In this section, we feature scientific publications of new research from Europe and the rest of the world, that may be of interest to EUFIC readers. EUFIC was not involved in this research, unless stated otherwise.
Although insects are not traditionally eaten in Western countries, other regions around the world have long considered them acceptable on the menu. A recent paper published in the journal Food Quality and Preference provides new insight into the way cultural background and individual experience may influence acceptance or rejection of edible insects.
By comparing opinions of consumers based in the UK with those in Ireland, researchers have found that while people in both countries prefer services to be driven by their governments, only those in the UK expect a free service, at point of delivery. But, paying for advice may increase the motivation to stick to the service longer. The research is published as an open-access paper in the British Journal of Nutrition.
Researchers from the EPIC study (European Prospective Investigation into Cancer and Nutrition) found that an increase in physical activity (PA) reduced the risk of mortality, particularly when comparing inactive people with those that were moderately inactive. The researchers concluded that these findings provide evidence that even a small increase in the amount of PA by the most inactive members of society should be encouraged. It has the potential to greatly improve public health-related outcomes.
A cutting-edge research project comprising research institutes and communication experts across Europe has set out to study the role of health-related claims and symbols in consumer behaviour.
On 21 January 2015, the European Food Safety Authority (EFSA) released its scientific opinion on the risks to public health related to the presence of bisphenol A (BPA) in foodstuffs. The conclusion was that BPA poses no health risk to consumers of any age group at current exposure levels.
Two international groups of researchers have independently studied the effects of omega-6 fatty acids on the risks of death and coronary heart disease, respectively. For both studies it was concluded that the risks were lowered with high intake of linoleic acid, the main omega-6 fatty acid, widely present in vegetable oils.
In an extensive scientific review published in the journal Neuroscience and Biobehavioral Reviews, researchers from the EU-funded NeuroFAST project conclude that ‘food addiction’ is a misnomer because of the ambiguous connotation of a substance-related phenomenon. They propose the term ‘eating addiction’ to underscore the behavioural addiction to eating. The researchers stated that, similar to other addictive behaviours, eating can become an addiction for susceptible individuals, in situations where palatable energy-dense foods are readily available. This research could lead to better-focused treatment and prevention strategies for public health.
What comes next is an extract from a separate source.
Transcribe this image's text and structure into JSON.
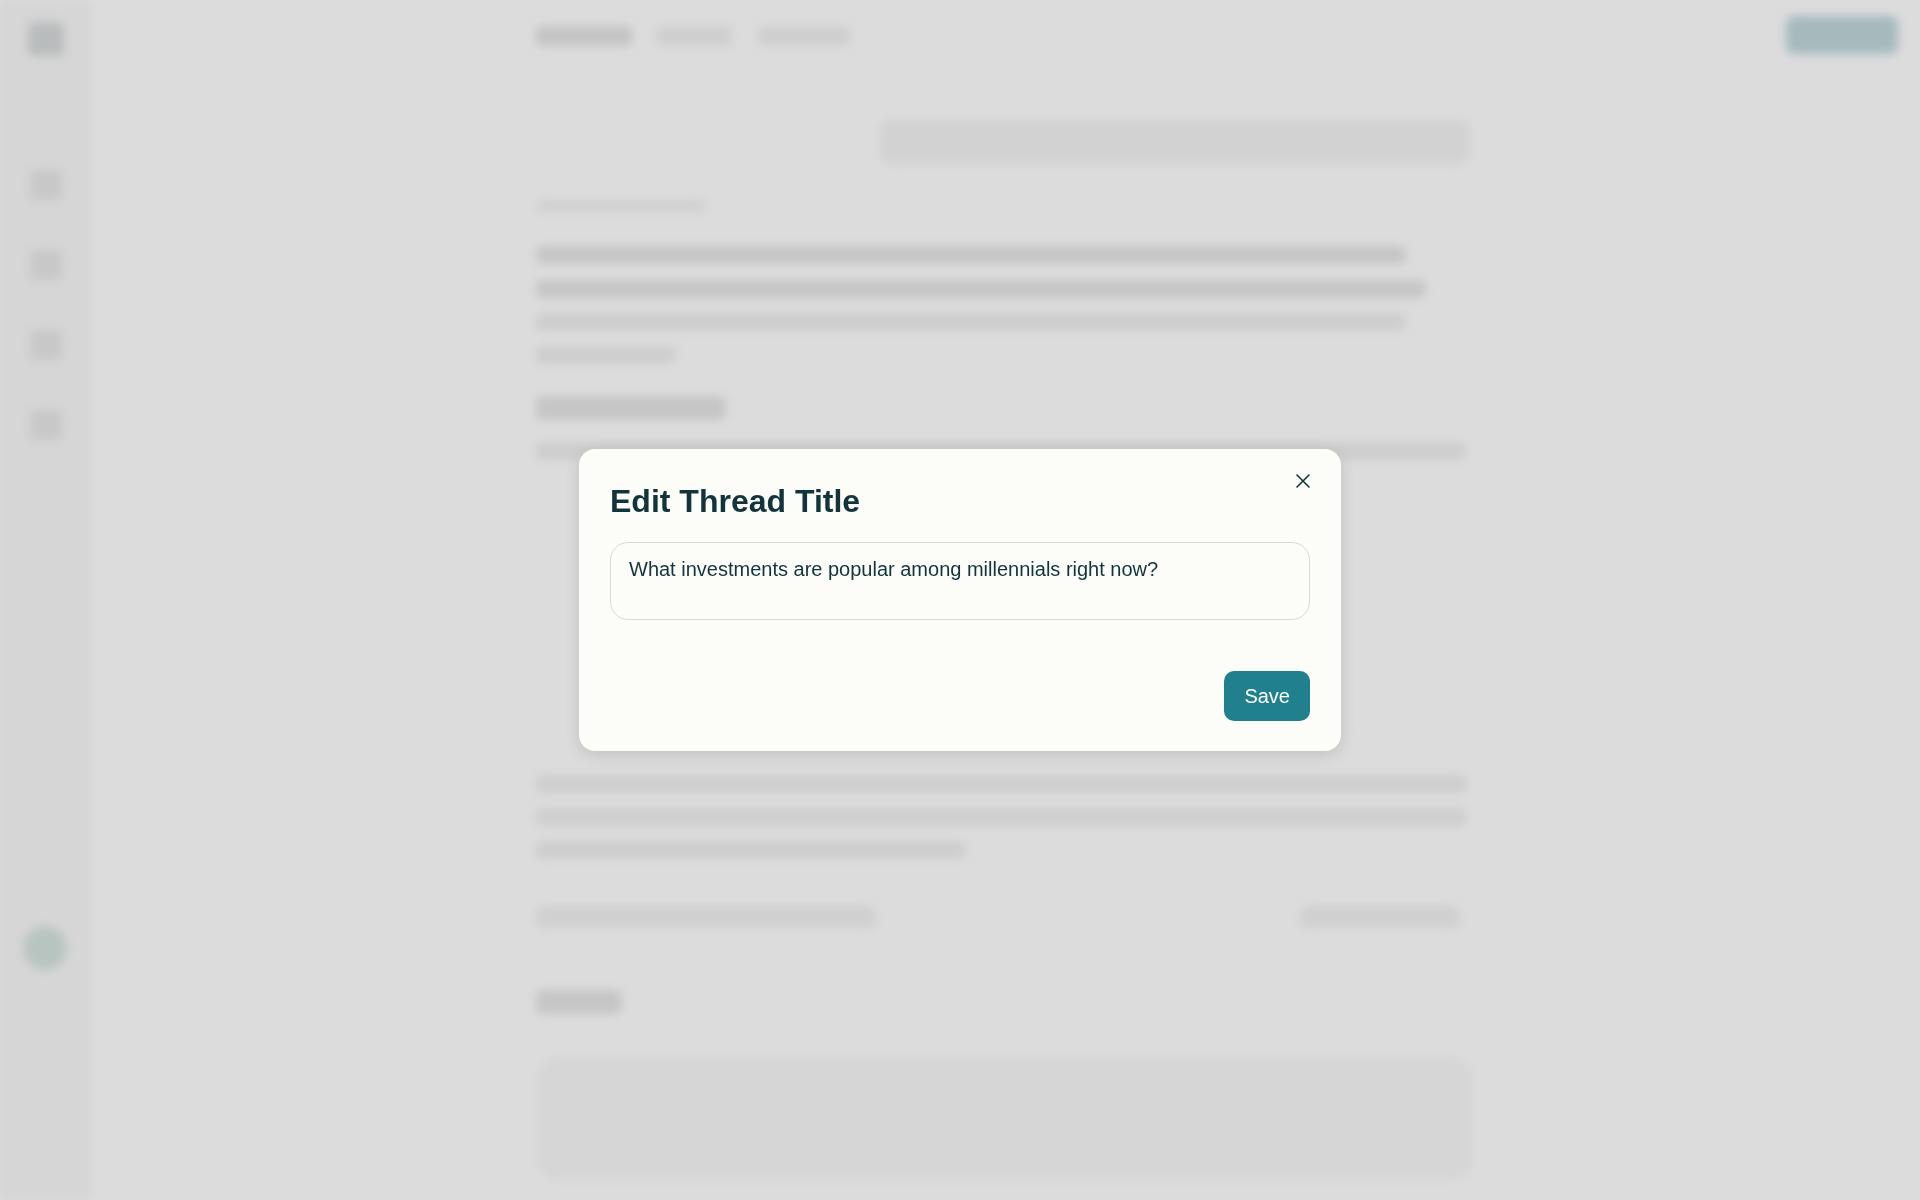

A recent study published in the European Journal of Public Health has identified uncertainty surrounding sweeteners among dietitians, which is reflected by the diversity of positions taken by the media, public health information and non-governmental organisations. Researchers from the University of Bath and Plymouth University, based in the UK, and the European Food Information Council, in Belgium, examined dietitians’ perceptions of sweeteners and the practical advice they provide about them.
How different reference amounts on nutrition labels influence consumers’ product healthfulness evaluation was investigated by researchers from the University of Surrey and the team at the European Food Information Council. The study, published in the European Journal of Clinical Nutrition, shows that products with a ‘per 100g’ label were rated as less healthful compared to products with reference amounts given in ‘typical’ or ‘half typical’ portions.
Researchers from the University of Reading in the UK have found that the addition of herbs and spices can increase consumers’ liking of reduced-salt soups. They found that reducing salt led to a significant decline in liking for the soup, which initially was unaffected by the addition of herbs and spices. However, consumer acceptance for the herbs and spices soup increased after regular exposure over five days. Consumers also perceived that this soup contained a similar level of salt as the standard soup. While salt is an important component of many foods, a high sodium diet can increase the chances of hypertension, and therefore, the risk of cardiovascular disease. Salt in foods is used for taste, texture and preservation, so reducing salt in food products can be a considerable challenge for food manufacturers.